- **PROBLEM STATEMENT**: Repeat the data below in full and exactly.

- **RECORDS FOR THIS EXERCISE**:
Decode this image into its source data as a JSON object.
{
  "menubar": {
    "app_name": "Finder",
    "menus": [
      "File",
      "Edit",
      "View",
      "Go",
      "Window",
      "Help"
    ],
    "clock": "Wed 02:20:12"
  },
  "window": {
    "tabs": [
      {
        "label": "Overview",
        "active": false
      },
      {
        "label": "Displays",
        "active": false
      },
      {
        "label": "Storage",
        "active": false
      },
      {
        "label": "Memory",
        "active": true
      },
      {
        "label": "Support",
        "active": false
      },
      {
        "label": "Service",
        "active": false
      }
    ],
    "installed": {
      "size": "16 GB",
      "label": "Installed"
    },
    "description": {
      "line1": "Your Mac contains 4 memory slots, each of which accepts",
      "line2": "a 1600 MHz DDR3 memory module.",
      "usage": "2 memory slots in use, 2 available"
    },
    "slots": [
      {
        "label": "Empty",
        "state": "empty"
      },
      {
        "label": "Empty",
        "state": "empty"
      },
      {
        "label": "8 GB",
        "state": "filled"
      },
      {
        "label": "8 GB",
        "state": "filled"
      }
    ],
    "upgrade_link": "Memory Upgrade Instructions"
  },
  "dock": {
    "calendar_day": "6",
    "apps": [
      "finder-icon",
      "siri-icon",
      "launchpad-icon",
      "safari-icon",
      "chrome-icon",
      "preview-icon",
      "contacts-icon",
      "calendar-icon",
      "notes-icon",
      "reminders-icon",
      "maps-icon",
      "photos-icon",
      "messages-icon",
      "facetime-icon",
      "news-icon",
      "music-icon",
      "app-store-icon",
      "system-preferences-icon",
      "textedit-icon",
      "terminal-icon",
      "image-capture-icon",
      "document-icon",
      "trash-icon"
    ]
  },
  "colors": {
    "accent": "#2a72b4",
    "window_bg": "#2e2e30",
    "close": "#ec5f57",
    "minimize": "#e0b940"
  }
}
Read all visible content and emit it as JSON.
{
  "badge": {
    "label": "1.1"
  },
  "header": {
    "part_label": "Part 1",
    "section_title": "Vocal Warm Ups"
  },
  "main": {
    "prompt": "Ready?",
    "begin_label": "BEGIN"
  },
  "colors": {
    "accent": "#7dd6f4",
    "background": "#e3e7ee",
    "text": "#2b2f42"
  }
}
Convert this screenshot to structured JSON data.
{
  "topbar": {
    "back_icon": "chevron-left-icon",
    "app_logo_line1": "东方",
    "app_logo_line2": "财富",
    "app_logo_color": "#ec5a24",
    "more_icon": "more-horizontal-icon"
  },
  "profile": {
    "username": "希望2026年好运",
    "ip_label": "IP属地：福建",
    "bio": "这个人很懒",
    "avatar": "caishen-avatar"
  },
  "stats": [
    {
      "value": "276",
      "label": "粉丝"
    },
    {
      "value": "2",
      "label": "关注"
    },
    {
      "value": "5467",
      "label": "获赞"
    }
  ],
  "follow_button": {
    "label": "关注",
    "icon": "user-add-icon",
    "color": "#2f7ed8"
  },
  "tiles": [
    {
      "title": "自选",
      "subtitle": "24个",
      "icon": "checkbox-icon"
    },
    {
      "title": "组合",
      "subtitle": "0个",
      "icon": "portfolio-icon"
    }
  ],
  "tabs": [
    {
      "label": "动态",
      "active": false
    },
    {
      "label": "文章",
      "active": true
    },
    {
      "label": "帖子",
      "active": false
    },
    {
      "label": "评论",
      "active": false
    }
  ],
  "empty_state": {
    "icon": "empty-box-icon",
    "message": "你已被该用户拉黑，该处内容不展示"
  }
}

- **SOLUTION BELOW**:
Decode this image into its source data as a JSON object.
{
  "menubar": {
    "app_name": "Finder",
    "menus": [
      "File",
      "Edit",
      "View",
      "Go",
      "Window",
      "Help"
    ],
    "clock": "Wed 02:20:12"
  },
  "window": {
    "tabs": [
      {
        "label": "Overview",
        "active": false
      },
      {
        "label": "Displays",
        "active": false
      },
      {
        "label": "Storage",
        "active": false
      },
      {
        "label": "Memory",
        "active": true
      },
      {
        "label": "Support",
        "active": false
      },
      {
        "label": "Service",
        "active": false
      }
    ],
    "installed": {
      "size": "16 GB",
      "label": "Installed"
    },
    "description": {
      "line1": "Your Mac contains 4 memory slots, each of which accepts",
      "line2": "a 1600 MHz DDR3 memory module.",
      "usage": "2 memory slots in use, 2 available"
    },
    "slots": [
      {
        "label": "Empty",
        "state": "empty"
      },
      {
        "label": "Empty",
        "state": "empty"
      },
      {
        "label": "8 GB",
        "state": "filled"
      },
      {
        "label": "8 GB",
        "state": "filled"
      }
    ],
    "upgrade_link": "Memory Upgrade Instructions"
  },
  "dock": {
    "calendar_day": "6",
    "apps": [
      "finder-icon",
      "siri-icon",
      "launchpad-icon",
      "safari-icon",
      "chrome-icon",
      "preview-icon",
      "contacts-icon",
      "calendar-icon",
      "notes-icon",
      "reminders-icon",
      "maps-icon",
      "photos-icon",
      "messages-icon",
      "facetime-icon",
      "news-icon",
      "music-icon",
      "app-store-icon",
      "system-preferences-icon",
      "textedit-icon",
      "terminal-icon",
      "image-capture-icon",
      "document-icon",
      "trash-icon"
    ]
  },
  "colors": {
    "accent": "#2a72b4",
    "window_bg": "#2e2e30",
    "close": "#ec5f57",
    "minimize": "#e0b940"
  }
}
Read all visible content and emit it as JSON.
{
  "badge": {
    "label": "1.1"
  },
  "header": {
    "part_label": "Part 1",
    "section_title": "Vocal Warm Ups"
  },
  "main": {
    "prompt": "Ready?",
    "begin_label": "BEGIN"
  },
  "colors": {
    "accent": "#7dd6f4",
    "background": "#e3e7ee",
    "text": "#2b2f42"
  }
}
Convert this screenshot to structured JSON data.
{
  "topbar": {
    "back_icon": "chevron-left-icon",
    "app_logo_line1": "东方",
    "app_logo_line2": "财富",
    "app_logo_color": "#ec5a24",
    "more_icon": "more-horizontal-icon"
  },
  "profile": {
    "username": "希望2026年好运",
    "ip_label": "IP属地：福建",
    "bio": "这个人很懒",
    "avatar": "caishen-avatar"
  },
  "stats": [
    {
      "value": "276",
      "label": "粉丝"
    },
    {
      "value": "2",
      "label": "关注"
    },
    {
      "value": "5467",
      "label": "获赞"
    }
  ],
  "follow_button": {
    "label": "关注",
    "icon": "user-add-icon",
    "color": "#2f7ed8"
  },
  "tiles": [
    {
      "title": "自选",
      "subtitle": "24个",
      "icon": "checkbox-icon"
    },
    {
      "title": "组合",
      "subtitle": "0个",
      "icon": "portfolio-icon"
    }
  ],
  "tabs": [
    {
      "label": "动态",
      "active": false
    },
    {
      "label": "文章",
      "active": true
    },
    {
      "label": "帖子",
      "active": false
    },
    {
      "label": "评论",
      "active": false
    }
  ],
  "empty_state": {
    "icon": "empty-box-icon",
    "message": "你已被该用户拉黑，该处内容不展示"
  }
}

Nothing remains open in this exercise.